After the success of his1941 portrait of Churchill, Karsh never had a shortage of subjects - indeed, being photographed by him became - as one critic has described it - 'a badge of honour'. Being photographed by Karsh was the entry fee to an exclusive club - where your credentials were endorsed by the other great and famous who had already been before his lens. A Karsh portrait became, if you like, the final accolade of recognition from the world stage. 

But we now live in an unflattering world filled with fear and exaggerated rhetoric.
There are now a different generation of photographers who have discovered that it's OK to question the platitudes of politicians. It's OK to question that which was once held in reverence. It's OK to expose the posturing and excesses of religious leaders. 

Viewed in today's sceptical light, Karsh's work poses a few questions. These can only be answered on an individual basis - from our personal viewpoint and backgrounds as students of photography.

Is Karsh's legacy to world really a collection of GREAT photographs? 

One definition of a portrait is that it should give some insight into the person' personality and life and character. In all honesty, what can we really tell about the people in Karsh's portraits that we didn't already know about them from the media and films and so forth? 

Would it be more true to say that the collection is a great record of the world's celebrities? Are they really great photographs?

If we already think we know the people he photographed, if we already love them (or hate them), aren't we simply being made to feel comfortable by having our egos gently stroked because we have discovered another who feels the same as us?  When we look at his portraits, what are we judging? The personalities?  His photography,? Or ourselves?

In 1992 Karsh told me

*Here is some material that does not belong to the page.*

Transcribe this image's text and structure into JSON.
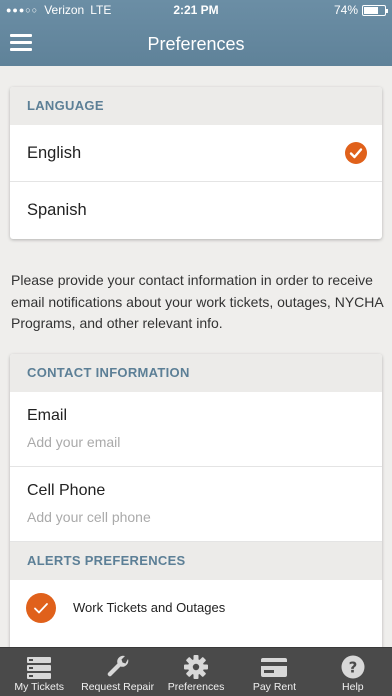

It should be the aim of every photographer to make a single exposure that shows everything about the subject
adding after a pause, "I have been told that my portrait of Churchill is an example of this". 

I find it difficult to accept that any single image can come close to achieving this, even his most famous image. I prefer instead the words of another great American portrait photographer, Arnold Newman, who in the same year said: "I am convinced that any photographic attempt to show the complete man is nonsense. We can only show, as best we can, what the outer man reveals. The inner man is seldom revealed to anyone, sometimes not even the man himself.”